In 2012-13, the institute decided to upgrade the diploma to a more advanced three-year curriculum. It changed its name to Anandwan Agriculture Polytechnic and invested in further laboratories and infrastructure. Our Foundation helped financially for a year. The new building was ready for the August 2014 academic intake. By then, the Polytechnic was so well established that it could manage without additional external funding.  In 2016, it constructed another floor, setting the campus up for sustainable educational impact.

“Other challenges remained, however”, notes Parikrama. “When working with millions of smallholders, one of these is the delivery of technologies and innovations. Companies supplying technology often call this issue ‘last-mile delivery’. From the farmers’ point of view, it is ‘first-mile access’.”  

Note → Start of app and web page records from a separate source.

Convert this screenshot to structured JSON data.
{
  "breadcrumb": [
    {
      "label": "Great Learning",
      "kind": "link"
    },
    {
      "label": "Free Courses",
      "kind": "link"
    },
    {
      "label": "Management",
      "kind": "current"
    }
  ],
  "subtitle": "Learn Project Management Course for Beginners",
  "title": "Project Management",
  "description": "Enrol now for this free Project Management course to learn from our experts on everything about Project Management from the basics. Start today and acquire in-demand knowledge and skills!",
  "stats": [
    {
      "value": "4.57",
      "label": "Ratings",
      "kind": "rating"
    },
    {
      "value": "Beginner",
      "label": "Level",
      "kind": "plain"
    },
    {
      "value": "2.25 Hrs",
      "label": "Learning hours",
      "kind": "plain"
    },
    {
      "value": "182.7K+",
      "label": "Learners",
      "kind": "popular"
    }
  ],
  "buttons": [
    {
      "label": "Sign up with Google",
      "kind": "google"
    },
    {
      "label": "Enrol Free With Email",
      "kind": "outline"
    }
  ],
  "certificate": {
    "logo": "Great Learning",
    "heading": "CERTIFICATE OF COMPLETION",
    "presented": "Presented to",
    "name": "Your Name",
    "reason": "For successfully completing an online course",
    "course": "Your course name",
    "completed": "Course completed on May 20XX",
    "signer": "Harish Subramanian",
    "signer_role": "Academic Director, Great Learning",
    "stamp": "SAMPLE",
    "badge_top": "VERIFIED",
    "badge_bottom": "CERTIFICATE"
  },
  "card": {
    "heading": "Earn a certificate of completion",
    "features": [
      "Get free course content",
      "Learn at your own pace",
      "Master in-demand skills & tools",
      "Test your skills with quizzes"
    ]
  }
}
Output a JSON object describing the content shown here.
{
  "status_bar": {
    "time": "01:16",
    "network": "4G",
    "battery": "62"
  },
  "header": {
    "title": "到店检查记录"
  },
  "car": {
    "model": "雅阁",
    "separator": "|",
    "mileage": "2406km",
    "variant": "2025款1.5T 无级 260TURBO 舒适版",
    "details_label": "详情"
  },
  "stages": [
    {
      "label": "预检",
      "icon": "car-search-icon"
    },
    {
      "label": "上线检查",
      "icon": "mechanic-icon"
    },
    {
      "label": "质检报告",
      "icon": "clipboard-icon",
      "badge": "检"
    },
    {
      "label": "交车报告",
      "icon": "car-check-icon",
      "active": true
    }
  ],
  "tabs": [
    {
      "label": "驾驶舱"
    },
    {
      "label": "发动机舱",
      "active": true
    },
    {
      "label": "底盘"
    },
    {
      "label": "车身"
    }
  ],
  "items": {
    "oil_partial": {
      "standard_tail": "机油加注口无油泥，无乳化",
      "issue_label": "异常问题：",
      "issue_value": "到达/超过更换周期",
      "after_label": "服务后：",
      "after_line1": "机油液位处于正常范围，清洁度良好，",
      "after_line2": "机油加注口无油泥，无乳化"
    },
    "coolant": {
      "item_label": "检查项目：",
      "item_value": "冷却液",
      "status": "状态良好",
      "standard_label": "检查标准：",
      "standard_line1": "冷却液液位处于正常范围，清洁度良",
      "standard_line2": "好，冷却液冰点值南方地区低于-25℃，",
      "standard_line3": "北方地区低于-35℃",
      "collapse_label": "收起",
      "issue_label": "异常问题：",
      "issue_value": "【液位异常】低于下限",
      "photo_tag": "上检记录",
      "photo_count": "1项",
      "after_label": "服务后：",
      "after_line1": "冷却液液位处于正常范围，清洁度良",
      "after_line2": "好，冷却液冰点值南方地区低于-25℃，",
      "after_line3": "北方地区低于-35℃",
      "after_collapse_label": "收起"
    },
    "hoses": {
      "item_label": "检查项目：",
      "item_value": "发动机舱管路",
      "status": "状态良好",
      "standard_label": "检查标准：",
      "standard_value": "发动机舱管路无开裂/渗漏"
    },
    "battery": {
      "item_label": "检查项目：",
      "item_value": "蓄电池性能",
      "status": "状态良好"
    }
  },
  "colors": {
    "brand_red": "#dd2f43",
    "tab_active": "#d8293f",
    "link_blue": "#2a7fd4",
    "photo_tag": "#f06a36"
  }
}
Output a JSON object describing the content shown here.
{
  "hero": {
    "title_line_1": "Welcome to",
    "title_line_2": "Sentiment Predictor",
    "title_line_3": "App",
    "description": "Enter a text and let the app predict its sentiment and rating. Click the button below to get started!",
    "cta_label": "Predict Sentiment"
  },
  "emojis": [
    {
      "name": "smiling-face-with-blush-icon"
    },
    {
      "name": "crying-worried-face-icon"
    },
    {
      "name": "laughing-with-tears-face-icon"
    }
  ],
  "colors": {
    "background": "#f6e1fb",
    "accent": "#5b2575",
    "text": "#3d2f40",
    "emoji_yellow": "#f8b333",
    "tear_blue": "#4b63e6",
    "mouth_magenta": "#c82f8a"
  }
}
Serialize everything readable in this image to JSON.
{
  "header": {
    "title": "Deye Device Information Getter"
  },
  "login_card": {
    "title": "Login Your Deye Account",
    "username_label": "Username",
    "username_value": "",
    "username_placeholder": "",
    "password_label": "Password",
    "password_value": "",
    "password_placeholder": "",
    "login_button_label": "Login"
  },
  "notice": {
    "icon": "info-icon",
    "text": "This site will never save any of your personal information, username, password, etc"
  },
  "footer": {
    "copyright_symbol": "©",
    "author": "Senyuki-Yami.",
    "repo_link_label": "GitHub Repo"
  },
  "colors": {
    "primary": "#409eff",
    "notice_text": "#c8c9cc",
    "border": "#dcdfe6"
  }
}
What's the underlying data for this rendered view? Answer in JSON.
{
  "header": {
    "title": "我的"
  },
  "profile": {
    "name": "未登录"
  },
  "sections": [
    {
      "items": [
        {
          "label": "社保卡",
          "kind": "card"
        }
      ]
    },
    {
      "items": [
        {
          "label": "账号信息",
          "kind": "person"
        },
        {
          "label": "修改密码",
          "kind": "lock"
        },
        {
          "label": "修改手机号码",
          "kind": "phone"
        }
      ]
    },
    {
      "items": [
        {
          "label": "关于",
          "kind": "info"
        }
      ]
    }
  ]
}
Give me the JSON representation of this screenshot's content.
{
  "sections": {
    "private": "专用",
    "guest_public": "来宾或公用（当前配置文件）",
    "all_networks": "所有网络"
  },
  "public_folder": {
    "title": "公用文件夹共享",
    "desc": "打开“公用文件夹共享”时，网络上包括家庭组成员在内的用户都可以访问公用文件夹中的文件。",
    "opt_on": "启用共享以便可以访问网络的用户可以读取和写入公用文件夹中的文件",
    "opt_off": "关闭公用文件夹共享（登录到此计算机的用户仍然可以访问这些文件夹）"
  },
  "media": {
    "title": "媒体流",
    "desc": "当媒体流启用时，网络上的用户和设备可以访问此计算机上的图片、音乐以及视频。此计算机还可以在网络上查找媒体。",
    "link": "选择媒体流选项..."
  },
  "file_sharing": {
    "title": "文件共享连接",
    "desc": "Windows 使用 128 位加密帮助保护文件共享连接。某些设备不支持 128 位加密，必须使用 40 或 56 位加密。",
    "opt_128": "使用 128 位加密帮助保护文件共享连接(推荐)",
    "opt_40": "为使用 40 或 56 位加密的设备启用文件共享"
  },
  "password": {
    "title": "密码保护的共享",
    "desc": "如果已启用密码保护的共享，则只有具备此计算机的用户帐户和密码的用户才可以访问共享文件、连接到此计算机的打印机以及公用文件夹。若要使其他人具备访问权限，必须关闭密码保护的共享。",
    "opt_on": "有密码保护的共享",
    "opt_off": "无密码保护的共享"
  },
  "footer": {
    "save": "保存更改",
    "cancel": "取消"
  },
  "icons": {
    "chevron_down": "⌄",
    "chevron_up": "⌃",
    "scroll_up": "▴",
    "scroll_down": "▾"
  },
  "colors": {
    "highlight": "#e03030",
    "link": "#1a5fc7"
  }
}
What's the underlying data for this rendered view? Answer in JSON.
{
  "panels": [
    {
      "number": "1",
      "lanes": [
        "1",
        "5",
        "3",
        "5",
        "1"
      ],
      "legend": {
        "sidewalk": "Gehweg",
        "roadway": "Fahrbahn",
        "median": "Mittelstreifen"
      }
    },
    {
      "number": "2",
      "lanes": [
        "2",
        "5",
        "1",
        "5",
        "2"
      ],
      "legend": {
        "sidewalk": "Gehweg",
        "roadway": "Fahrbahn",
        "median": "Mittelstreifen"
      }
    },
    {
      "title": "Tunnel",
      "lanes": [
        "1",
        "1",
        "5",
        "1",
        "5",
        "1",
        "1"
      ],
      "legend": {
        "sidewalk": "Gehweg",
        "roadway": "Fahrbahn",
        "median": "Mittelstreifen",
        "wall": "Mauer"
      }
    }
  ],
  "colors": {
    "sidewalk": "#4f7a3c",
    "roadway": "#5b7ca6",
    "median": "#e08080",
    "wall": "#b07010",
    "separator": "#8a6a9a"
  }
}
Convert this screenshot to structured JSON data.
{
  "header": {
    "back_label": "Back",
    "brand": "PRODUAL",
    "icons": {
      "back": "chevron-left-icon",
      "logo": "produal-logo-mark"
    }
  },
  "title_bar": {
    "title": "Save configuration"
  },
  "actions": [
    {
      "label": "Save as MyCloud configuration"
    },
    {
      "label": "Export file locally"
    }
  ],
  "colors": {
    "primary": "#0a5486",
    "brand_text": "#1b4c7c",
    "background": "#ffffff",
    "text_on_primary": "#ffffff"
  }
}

In 2014, Syngenta Foundation India (SFI) began working on this challenge with its Agri-Entrepreneur (AE) model. “This initiative taps into the huge potential of unemployed rural youth, identifying entrepreneurial candidates, and then training and mentoring them for two years”, Parikrama explains. The young people receive 45 residential days’ training on agriculture, environmental sustainability, business, and interpersonal skills. The course is accredited by an institute of the Ministry of Rural Development.

Each AE serves the agricultural needs of 150-200 nearby farmers and trains them on best practices. AE’s also use local networks such as Self-Help Groups to maximize their reach. There are currently over 2700 AE’s across nine Indian states and 5500 villages. To scale the model up further, SFI and Tata Trusts recently created the AE Growth Foundation, which will focus exclusively on developing agri-entrepreneurs. AEGF aims to launch 100,000 AE’s over the next five years.

Beginning in 2017, SFI additionally launched its SURYA program, training young rural people to become Agriculture Technology Assistants (ATAs). “Technology and extension are key determinants of productivity in agriculture. SURYA focuses on instilling the best agronomy practices based on each region’s agro-climatic conditions” says Parikrama. “The challenge lies in improving farmers' access to the right kind of timely information and ensuring they adopt the proposed practices."

In SURYA, SFI teams up with partners across seven locations. The ATA's typically have some background in agriculture but are unemployed. They are trained to become extension service providers, and many of them are employed by agricultural companies. As well as capacity building, the program also provides placement support. Suitable ATAs can also move on to become Agri-Entrepreneurs. Of 2145 trained by December 2019, 325 had chosen this path. 145 others operate their own enterprises; 663 candidates have joined 120 agribusiness companies. Parikrama says she is particularly pleased that female participation in agricultural development has grown. 452 women have completed SURYA training. Of the 243 ATAs sponsored by the Maharashtra State Government, 210 were women.

Thanks partially to the Syngenta Foundation, they and many other well-trained rural Indians will be ready to serve their country’s agriculture fully again as soon as circumstances allow. 

Learn more about the Skill Upgradation for Rural Youth in Agriculture programme in India